Winston & Strawn’s partner Paula Hinton talked about an exchange with a state judge:
“The judge leaned forward, looked at me over the bench, and said, ‘Ms. Hinton, when you got pregnant, you knew you had this trial setting,’” recalled Hinton, “Being the daughter of a lawyer and being in court my whole life … I said, ‘Your Honor, when I got pregnant, your trial setting wasn’t exactly on my mind.’”
Meloney Perry of Perry Law P.C. discussed interaction with opposing counsel in a 2004 class action dispute:
“I told him, ‘You can explain it to the judge when I show up with the baby on my back,’” she said. “I had some people who were very understanding, and some that did not quite get it.
Burns Charest partner LeElle Slifer recounted the uneasiness of asking for a continuance:
“I had to ask for this continuance when I was probably two months pregnant, and I saw the timeline and knew where it was going,” she said. “I honestly almost didn’t feel comfortable discussing it with the other side. There was no clear rule about what would happen, and it was a contentious case.”

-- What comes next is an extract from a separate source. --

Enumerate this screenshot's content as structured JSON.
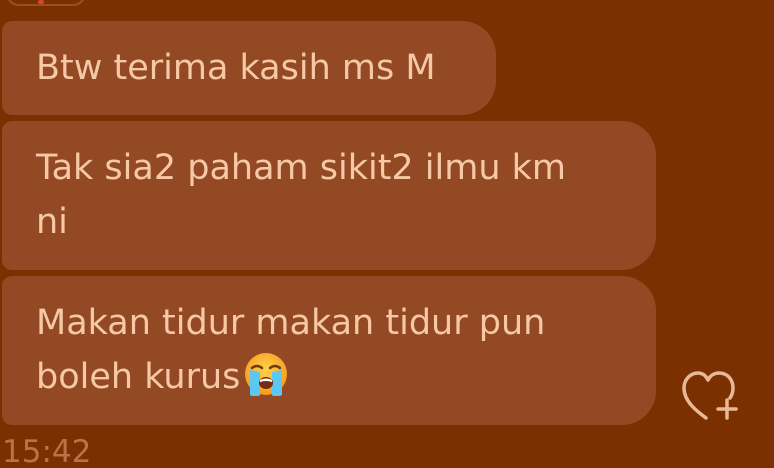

All attorneys say they support the proposal to relieve tension that is sometimes created due to the circumstances.